◆ Exercise
Only the lines containing "pièce" should appear in the answer, copied from the listing below.

◆ Records supplied
⁂

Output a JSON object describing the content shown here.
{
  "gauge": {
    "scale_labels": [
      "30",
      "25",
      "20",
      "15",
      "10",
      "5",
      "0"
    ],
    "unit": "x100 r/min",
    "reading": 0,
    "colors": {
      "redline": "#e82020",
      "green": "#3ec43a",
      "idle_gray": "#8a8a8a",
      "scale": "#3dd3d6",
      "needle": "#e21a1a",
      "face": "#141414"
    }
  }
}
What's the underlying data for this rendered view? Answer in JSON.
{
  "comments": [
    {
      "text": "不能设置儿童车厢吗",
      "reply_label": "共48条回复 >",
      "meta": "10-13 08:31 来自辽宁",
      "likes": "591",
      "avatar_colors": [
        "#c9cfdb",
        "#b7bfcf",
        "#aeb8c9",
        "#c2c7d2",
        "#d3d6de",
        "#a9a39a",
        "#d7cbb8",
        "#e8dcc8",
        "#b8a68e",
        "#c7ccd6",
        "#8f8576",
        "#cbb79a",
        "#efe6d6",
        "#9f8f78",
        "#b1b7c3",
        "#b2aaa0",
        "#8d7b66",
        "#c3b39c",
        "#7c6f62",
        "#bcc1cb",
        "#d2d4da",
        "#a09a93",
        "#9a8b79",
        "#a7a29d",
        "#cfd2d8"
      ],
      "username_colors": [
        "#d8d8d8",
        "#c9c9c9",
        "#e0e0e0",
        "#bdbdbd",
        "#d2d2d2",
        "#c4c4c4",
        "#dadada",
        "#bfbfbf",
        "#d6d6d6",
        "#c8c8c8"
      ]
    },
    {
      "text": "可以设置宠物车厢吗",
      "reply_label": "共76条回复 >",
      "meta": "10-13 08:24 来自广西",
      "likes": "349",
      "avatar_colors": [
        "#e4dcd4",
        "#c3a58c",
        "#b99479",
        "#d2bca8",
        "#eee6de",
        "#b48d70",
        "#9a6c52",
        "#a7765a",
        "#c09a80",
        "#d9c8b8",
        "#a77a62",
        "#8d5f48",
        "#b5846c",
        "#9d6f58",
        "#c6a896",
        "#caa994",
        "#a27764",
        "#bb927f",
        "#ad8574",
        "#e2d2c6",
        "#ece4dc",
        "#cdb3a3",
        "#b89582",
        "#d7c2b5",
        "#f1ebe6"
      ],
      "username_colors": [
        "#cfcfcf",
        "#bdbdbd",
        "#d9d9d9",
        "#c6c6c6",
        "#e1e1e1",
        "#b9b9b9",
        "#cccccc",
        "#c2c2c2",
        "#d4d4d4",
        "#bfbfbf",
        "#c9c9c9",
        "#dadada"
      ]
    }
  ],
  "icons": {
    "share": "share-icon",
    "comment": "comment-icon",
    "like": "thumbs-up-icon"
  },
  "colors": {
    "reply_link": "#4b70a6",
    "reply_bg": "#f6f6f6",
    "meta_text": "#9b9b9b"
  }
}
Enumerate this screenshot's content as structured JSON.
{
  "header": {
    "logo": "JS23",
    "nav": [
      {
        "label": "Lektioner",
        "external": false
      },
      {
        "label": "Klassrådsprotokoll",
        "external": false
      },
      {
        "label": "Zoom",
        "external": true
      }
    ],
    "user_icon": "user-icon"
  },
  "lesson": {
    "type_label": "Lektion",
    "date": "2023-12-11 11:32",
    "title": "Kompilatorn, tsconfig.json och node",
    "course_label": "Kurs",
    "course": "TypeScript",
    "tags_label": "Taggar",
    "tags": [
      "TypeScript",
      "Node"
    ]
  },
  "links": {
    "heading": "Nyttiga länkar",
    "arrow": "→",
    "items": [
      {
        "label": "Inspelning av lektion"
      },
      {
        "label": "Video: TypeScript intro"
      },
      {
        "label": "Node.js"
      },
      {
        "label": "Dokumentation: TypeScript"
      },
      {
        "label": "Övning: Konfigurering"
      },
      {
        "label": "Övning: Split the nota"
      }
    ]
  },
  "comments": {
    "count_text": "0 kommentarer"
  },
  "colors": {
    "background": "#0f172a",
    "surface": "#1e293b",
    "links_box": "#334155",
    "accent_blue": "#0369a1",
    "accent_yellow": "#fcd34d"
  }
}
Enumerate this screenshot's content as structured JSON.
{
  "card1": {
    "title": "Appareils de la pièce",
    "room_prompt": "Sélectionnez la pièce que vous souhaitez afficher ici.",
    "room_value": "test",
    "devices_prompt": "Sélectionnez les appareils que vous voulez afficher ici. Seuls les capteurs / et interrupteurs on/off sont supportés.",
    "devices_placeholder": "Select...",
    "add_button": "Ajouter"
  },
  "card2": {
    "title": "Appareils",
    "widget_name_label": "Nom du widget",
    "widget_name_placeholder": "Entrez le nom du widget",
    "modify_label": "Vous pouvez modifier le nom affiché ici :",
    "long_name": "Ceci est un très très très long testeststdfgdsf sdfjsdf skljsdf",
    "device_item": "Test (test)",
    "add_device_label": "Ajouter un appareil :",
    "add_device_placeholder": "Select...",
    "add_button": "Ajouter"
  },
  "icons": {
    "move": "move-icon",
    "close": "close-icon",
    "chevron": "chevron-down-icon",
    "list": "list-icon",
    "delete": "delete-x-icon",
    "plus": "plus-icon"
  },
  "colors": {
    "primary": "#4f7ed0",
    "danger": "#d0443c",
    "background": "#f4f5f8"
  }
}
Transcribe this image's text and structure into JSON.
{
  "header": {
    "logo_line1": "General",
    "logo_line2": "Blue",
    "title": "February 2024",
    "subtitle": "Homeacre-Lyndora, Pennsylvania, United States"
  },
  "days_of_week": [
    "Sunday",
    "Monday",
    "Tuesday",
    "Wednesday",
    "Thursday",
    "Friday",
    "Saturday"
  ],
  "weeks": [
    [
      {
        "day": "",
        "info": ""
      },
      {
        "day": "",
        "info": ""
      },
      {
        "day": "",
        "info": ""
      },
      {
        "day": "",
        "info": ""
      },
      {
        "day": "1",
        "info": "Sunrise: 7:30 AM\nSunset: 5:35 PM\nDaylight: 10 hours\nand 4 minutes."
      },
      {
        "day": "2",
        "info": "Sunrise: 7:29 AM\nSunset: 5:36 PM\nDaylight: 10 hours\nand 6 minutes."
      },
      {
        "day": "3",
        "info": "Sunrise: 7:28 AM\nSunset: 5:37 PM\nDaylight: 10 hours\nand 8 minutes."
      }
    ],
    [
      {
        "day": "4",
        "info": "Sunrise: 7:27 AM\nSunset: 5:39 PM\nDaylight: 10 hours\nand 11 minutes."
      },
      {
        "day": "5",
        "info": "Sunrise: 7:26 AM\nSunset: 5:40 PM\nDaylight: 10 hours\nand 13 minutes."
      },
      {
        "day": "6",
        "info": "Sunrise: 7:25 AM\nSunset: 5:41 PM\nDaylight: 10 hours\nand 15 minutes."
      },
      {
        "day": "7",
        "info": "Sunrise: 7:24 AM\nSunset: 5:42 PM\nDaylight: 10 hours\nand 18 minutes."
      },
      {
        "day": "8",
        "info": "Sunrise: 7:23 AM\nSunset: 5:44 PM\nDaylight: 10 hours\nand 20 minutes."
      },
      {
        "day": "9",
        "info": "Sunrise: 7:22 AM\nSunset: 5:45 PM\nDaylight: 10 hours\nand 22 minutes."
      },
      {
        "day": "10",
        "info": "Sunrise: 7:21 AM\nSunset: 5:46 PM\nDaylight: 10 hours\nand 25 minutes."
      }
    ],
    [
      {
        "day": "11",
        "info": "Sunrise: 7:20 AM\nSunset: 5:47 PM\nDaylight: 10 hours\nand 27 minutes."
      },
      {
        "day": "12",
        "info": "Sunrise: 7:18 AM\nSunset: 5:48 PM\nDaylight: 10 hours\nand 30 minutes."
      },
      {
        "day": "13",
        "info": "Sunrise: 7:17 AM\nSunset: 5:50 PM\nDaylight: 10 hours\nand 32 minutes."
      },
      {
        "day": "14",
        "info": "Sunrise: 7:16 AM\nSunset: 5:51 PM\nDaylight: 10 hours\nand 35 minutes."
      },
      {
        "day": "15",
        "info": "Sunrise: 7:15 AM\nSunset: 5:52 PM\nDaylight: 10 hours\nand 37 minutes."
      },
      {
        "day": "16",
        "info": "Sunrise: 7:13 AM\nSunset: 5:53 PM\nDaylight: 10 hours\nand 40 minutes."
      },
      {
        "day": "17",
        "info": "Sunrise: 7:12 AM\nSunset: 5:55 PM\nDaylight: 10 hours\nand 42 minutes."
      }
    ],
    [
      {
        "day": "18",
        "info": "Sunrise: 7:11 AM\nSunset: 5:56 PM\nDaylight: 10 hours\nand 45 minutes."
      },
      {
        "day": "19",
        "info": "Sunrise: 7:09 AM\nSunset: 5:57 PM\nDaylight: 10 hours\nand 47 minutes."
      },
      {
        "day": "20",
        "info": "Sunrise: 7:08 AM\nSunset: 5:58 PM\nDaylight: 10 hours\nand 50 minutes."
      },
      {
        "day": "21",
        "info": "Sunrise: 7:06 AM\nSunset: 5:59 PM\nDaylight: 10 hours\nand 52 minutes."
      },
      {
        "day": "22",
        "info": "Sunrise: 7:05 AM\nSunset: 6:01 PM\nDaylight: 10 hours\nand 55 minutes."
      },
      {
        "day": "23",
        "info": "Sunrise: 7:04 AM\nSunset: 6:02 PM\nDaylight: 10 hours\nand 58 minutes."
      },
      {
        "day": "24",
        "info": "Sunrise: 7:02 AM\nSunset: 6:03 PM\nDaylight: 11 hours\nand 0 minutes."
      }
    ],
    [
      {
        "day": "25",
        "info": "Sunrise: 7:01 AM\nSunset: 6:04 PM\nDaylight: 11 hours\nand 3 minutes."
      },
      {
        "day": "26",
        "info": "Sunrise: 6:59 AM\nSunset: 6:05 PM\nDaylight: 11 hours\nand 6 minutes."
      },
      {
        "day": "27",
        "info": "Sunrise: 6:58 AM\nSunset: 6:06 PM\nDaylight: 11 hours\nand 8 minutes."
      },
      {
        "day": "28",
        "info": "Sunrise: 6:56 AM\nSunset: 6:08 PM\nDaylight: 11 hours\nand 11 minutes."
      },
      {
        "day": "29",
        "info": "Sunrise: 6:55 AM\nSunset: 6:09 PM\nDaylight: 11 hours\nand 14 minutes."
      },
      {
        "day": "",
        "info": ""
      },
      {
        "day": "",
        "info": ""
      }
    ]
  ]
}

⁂

◆ Answer space
    "title": "Appareils de la pièce",
    "room_prompt": "Sélectionnez la pièce que vous souhaitez afficher ici.",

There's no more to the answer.